[The data Boundary: Start]

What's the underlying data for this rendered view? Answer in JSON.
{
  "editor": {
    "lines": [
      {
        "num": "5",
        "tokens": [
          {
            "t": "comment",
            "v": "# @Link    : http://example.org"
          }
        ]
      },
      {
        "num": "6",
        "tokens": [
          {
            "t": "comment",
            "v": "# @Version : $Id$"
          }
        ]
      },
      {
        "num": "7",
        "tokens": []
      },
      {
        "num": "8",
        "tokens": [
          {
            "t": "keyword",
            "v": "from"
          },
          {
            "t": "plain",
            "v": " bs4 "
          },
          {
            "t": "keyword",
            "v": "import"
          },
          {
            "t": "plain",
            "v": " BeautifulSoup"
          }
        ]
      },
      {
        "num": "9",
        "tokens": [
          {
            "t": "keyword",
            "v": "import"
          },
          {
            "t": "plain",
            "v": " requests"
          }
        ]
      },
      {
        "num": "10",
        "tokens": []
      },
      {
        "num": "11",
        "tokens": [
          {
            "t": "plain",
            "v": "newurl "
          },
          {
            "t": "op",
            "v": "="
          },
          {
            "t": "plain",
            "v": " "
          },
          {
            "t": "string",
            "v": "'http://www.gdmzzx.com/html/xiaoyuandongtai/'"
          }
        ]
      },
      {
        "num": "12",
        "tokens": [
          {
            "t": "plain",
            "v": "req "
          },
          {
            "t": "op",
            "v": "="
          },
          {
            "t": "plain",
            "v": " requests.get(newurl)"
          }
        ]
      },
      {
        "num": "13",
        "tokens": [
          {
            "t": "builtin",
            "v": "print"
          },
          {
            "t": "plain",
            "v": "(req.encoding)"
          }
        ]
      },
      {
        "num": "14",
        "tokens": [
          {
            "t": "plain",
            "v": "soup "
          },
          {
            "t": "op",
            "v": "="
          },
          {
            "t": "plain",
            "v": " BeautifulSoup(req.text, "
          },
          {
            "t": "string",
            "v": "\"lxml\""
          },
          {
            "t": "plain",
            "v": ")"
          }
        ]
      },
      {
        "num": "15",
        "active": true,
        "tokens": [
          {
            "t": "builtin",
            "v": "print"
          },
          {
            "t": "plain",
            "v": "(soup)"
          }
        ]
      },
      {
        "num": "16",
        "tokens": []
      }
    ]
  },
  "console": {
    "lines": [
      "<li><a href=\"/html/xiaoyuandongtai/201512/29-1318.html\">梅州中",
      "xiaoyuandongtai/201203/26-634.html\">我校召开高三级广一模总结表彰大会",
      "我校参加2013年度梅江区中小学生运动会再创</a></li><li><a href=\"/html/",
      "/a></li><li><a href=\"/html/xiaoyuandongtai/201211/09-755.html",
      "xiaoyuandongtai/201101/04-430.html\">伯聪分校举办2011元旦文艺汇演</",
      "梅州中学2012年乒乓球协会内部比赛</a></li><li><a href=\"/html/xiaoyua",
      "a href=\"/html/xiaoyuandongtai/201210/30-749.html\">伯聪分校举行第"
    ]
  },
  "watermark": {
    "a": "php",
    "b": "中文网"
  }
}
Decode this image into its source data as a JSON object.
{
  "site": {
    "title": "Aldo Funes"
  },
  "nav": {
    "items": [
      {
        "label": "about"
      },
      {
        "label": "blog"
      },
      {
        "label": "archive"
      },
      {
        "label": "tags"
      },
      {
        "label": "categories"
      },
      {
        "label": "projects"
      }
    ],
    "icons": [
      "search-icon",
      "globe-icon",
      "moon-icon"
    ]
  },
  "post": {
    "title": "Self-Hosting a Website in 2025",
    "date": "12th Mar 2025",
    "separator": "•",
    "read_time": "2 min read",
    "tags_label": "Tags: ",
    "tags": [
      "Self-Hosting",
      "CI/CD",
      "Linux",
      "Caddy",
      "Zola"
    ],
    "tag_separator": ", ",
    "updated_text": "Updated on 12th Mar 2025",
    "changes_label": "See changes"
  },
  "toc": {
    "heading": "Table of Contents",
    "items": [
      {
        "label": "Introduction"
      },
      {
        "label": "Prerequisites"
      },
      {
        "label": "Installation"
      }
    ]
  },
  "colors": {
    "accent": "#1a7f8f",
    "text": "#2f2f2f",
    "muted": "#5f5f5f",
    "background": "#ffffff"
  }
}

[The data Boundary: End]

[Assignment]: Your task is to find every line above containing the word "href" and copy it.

[Written response]:
      "<li><a href=\"/html/xiaoyuandongtai/201512/29-1318.html\">梅州中",
      "我校参加2013年度梅江区中小学生运动会再创</a></li><li><a href=\"/html/",
      "/a></li><li><a href=\"/html/xiaoyuandongtai/201211/09-755.html",
      "梅州中学2012年乒乓球协会内部比赛</a></li><li><a href=\"/html/xiaoyua",
      "a href=\"/html/xiaoyuandongtai/201210/30-749.html\">伯聪分校举行第"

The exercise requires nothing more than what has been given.